However, it said in its report, “Asia-Pacific Sovereign Rating Trends Mid-Year 2015”, published yesterday that such developments reduce the likelihood of new structural reform initiatives and could also hurt the responsiveness of the government to unexpected shocks.

This was essentially the same for countries like South Korea, the Philippines, Thailand and Pakistan, which have seen political developments complicating their respective policy environments.

S&P currently rates 21 sovereigns in the Asia-Pacific region, including Malaysia. Malaysia is one of the 16 sovereign ratings with “stable” outlooks. Three others have “positive” outlooks, while the remaining two have “negative” outlooks. 

In February, S&P affirmed Malaysia’s short-term foreign currency sovereign credit rating at A-2 and its long-term rating at A-, with a “stable” outlook for the long-term rating. 

In its report yesterday, it noted the country’s strength in its monetary asssessment and external assessment, and the rating agency is “neutral” on Malaysia’s institutional assessment, economic assessment, fiscal assessment (budget performance) and fiscal assessment (debt).

In the past five years, S&P said, the average sovereign rating of the region had increased slightly to between BBB and BBB+, from just under BBB. But over the period, geopolitical developments and domestic politics have gained prominence as risks to Asia-Pacific sovereign ratings, it added.

On its ratings and the outlook trend for the period, S&P said despite growing economic uncertainties in 2015, it continues to see stable trends for most sovereign credit ratings in the Asia-Pacific.

The continuing US economic recovery, lower energy prices and still-plentiful liquidity in financial markets support economic growth in the region, it added. 

On the other hand, China’s continuing slowdown, its struggle with asset deflation and ongoing uncertainties in the eurozone weigh on Asia-Pacific’s growth prospects, it said. 

However, it does not expect the resulting weakening of some credit metrics to be material enough to trigger sovereign rating downgrades so far this year, it added.

Meanwhile, S&P noted that of the 21 ratings, 12 are investment grades (three in the AAA category, four in AA, two in A and three in BBB) and nine are speculative grades (three in BB and six in B), said S&P. 

The highest-rated AAA entities are Australia (since February 2003), Hong Kong (since December 2010) and Singapore (since March 1995), it added, with the lowest-rated sovereign in the region being Pakistan (B- since August 2009). 

S&P said sovereign ratings in the Asia-Pacific region had been very stable recently, especially when compared with other regions, though it noted that rating movements in smaller sovereigns had contributed to an advance in non-gross domestic product-weighted ratings by almost half a notch over the past year.

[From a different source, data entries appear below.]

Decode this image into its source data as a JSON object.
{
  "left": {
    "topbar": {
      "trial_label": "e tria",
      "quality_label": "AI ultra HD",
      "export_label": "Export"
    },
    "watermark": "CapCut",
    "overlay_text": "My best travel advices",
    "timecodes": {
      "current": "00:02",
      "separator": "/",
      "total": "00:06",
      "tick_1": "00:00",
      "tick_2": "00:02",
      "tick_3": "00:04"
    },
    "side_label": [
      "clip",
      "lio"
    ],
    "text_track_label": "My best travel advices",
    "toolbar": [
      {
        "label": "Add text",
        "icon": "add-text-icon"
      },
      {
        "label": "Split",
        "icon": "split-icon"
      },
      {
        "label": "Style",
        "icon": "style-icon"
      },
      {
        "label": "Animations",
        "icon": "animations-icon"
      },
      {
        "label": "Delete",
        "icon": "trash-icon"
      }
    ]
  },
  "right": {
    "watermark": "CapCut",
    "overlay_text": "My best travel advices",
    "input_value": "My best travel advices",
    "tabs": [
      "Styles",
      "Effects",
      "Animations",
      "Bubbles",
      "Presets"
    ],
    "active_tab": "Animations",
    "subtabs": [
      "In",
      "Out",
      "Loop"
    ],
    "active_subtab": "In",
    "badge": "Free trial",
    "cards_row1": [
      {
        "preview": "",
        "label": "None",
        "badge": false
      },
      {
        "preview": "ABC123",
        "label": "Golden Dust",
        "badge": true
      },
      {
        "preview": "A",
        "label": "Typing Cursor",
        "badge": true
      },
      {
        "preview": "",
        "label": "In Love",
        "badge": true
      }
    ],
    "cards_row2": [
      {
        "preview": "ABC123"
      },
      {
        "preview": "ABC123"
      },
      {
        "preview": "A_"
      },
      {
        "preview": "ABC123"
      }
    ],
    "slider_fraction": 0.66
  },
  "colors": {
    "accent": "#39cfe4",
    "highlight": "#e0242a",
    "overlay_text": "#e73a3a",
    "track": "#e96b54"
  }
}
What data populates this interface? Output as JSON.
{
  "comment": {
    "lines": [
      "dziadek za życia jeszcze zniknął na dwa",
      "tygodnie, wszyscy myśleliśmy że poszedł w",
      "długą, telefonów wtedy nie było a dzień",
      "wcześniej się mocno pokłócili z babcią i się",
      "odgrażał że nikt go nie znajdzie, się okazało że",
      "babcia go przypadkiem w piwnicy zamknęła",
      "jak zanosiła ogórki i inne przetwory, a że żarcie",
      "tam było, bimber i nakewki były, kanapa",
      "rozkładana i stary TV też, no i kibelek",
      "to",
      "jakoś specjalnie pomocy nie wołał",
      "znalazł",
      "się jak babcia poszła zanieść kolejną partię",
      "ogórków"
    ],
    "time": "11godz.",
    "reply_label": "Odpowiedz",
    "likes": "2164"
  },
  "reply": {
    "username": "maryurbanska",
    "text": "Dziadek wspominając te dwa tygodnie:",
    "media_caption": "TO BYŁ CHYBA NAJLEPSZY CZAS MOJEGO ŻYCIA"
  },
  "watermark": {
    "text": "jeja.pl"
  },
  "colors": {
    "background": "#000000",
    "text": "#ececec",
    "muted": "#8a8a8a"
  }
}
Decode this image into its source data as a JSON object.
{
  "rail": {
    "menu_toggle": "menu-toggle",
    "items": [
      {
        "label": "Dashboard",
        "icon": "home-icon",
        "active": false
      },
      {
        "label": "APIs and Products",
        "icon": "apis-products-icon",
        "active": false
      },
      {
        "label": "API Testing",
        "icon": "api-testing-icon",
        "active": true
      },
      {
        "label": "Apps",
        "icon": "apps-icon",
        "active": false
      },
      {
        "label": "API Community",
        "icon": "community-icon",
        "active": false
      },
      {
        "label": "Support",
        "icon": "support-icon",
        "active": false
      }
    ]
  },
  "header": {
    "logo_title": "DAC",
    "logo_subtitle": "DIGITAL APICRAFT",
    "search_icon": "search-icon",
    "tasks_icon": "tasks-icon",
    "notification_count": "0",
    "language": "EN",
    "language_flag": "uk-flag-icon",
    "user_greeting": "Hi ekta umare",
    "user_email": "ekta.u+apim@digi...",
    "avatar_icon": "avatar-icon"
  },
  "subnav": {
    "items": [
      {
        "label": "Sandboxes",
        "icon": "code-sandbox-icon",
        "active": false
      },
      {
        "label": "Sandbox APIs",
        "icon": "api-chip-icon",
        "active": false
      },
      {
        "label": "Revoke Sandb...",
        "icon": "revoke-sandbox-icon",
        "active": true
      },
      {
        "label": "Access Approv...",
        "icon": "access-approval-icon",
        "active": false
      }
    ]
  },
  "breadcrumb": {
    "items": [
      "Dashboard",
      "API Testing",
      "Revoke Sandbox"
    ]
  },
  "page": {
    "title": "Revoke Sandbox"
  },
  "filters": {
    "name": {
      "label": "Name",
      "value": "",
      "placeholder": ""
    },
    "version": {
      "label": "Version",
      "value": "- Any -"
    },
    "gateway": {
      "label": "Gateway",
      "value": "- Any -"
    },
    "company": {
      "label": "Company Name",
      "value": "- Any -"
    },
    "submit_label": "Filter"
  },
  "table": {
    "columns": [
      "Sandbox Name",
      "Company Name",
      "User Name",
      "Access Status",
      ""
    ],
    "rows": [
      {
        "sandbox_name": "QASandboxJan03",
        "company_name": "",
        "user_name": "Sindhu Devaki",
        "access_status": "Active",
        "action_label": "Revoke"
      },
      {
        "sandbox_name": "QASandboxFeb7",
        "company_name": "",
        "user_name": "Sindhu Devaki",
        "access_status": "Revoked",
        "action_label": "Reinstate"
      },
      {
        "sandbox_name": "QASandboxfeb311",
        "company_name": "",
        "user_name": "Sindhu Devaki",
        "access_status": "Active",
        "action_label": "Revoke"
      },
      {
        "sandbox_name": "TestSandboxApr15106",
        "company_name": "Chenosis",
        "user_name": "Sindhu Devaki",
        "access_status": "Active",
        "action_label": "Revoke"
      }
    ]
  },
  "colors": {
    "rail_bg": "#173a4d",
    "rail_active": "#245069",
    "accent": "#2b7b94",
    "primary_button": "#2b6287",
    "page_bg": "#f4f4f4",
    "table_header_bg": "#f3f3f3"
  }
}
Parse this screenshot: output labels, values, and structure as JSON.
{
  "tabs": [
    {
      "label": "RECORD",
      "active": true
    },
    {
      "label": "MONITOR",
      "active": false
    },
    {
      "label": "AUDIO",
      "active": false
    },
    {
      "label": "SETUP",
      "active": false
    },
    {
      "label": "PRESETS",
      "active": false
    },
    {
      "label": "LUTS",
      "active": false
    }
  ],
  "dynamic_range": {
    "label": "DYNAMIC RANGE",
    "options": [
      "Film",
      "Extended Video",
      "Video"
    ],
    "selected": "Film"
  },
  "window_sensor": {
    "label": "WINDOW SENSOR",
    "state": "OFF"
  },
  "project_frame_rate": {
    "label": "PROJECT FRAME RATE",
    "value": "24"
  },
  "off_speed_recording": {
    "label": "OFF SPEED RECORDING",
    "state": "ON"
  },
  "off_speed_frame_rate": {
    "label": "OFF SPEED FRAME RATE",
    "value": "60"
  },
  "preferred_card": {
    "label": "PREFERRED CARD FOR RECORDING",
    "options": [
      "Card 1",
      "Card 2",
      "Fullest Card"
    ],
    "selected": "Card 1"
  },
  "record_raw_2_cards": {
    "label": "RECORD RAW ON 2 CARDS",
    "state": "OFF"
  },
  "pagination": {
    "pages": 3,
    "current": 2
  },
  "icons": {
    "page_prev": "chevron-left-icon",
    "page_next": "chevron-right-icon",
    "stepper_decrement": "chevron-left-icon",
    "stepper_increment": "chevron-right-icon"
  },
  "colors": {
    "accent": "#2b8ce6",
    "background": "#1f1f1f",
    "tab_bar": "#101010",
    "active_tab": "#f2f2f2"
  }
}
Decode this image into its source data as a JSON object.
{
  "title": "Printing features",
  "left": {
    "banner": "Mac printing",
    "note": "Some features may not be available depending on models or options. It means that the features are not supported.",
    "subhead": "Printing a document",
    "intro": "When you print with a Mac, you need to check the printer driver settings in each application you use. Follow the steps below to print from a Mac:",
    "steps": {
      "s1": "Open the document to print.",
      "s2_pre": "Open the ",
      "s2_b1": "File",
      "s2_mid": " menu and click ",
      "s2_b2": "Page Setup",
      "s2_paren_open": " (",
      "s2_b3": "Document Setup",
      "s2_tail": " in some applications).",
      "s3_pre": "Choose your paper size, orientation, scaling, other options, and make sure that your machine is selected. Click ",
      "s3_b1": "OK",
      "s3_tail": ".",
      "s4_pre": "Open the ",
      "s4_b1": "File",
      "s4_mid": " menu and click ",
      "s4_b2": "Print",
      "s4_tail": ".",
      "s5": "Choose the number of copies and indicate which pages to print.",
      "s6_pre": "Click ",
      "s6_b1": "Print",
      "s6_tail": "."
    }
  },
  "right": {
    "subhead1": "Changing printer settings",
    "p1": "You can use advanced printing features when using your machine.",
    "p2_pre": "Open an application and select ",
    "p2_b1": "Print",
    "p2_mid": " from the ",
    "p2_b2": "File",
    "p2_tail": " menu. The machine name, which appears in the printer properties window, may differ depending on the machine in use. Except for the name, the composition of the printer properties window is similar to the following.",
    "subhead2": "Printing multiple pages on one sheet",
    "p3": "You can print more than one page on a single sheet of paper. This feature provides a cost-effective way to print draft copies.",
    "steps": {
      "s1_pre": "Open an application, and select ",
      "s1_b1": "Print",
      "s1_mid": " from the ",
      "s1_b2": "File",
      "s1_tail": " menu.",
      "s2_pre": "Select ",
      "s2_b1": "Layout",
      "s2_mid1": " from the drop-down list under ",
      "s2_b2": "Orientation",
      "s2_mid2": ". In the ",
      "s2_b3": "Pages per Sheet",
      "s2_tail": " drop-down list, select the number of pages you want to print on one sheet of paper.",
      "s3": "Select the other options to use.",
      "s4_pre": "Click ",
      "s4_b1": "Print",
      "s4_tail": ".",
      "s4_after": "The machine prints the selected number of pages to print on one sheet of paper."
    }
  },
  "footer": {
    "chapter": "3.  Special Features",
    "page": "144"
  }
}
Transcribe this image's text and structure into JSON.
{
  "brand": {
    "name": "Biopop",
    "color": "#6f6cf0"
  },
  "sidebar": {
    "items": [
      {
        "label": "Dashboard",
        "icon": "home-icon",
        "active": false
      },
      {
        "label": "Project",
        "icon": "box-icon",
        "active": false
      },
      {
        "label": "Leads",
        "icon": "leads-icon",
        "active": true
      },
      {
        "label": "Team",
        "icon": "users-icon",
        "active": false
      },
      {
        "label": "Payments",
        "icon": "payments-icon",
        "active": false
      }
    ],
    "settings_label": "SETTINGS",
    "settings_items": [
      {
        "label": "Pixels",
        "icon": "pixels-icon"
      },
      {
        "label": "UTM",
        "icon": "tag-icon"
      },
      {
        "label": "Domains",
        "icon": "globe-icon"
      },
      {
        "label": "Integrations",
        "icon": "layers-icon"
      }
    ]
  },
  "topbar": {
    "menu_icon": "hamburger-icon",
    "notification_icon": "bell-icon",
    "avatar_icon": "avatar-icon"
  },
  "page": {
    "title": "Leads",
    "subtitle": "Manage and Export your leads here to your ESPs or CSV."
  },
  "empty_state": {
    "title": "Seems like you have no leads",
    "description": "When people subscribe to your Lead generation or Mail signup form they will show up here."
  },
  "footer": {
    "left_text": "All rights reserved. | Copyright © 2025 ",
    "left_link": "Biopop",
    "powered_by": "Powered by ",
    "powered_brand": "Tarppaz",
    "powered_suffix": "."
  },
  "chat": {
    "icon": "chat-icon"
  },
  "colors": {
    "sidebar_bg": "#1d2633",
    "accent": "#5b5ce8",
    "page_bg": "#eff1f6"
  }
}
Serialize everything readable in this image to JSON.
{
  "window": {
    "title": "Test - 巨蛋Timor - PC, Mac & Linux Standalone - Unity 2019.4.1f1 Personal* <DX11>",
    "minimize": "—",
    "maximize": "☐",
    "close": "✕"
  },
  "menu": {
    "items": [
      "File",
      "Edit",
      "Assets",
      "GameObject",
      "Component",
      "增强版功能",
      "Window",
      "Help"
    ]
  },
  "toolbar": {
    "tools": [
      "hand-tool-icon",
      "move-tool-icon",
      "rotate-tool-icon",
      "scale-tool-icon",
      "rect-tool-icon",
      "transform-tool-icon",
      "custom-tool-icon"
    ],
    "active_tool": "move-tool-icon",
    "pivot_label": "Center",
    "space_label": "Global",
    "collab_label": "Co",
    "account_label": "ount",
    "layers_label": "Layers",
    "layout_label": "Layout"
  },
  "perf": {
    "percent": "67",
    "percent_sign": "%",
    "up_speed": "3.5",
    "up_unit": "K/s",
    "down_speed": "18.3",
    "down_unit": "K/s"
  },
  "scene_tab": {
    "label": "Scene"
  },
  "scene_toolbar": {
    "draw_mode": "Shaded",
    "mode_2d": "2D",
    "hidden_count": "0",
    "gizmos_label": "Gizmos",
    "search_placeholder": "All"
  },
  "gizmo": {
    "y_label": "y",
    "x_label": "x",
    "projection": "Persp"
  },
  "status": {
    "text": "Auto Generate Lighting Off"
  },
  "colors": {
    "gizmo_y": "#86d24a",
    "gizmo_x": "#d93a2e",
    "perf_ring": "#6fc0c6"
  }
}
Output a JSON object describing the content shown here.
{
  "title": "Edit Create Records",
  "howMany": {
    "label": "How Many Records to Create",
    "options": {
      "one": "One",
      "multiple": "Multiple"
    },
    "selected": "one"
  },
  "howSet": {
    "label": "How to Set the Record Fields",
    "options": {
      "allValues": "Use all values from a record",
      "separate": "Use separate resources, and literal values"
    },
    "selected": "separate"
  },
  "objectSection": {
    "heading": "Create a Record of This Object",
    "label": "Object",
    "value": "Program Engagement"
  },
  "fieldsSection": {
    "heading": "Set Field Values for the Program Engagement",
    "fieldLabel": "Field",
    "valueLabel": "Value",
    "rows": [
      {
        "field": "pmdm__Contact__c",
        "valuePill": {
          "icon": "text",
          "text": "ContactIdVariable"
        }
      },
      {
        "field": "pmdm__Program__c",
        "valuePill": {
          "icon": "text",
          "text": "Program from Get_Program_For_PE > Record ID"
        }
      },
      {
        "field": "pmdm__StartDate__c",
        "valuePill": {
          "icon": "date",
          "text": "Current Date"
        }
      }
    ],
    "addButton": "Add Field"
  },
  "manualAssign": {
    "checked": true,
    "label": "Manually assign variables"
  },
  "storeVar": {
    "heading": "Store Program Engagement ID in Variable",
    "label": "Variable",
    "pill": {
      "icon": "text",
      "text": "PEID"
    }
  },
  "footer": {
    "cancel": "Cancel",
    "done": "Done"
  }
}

This article first appeared in The Edge Financial Daily, on July 15, 2015.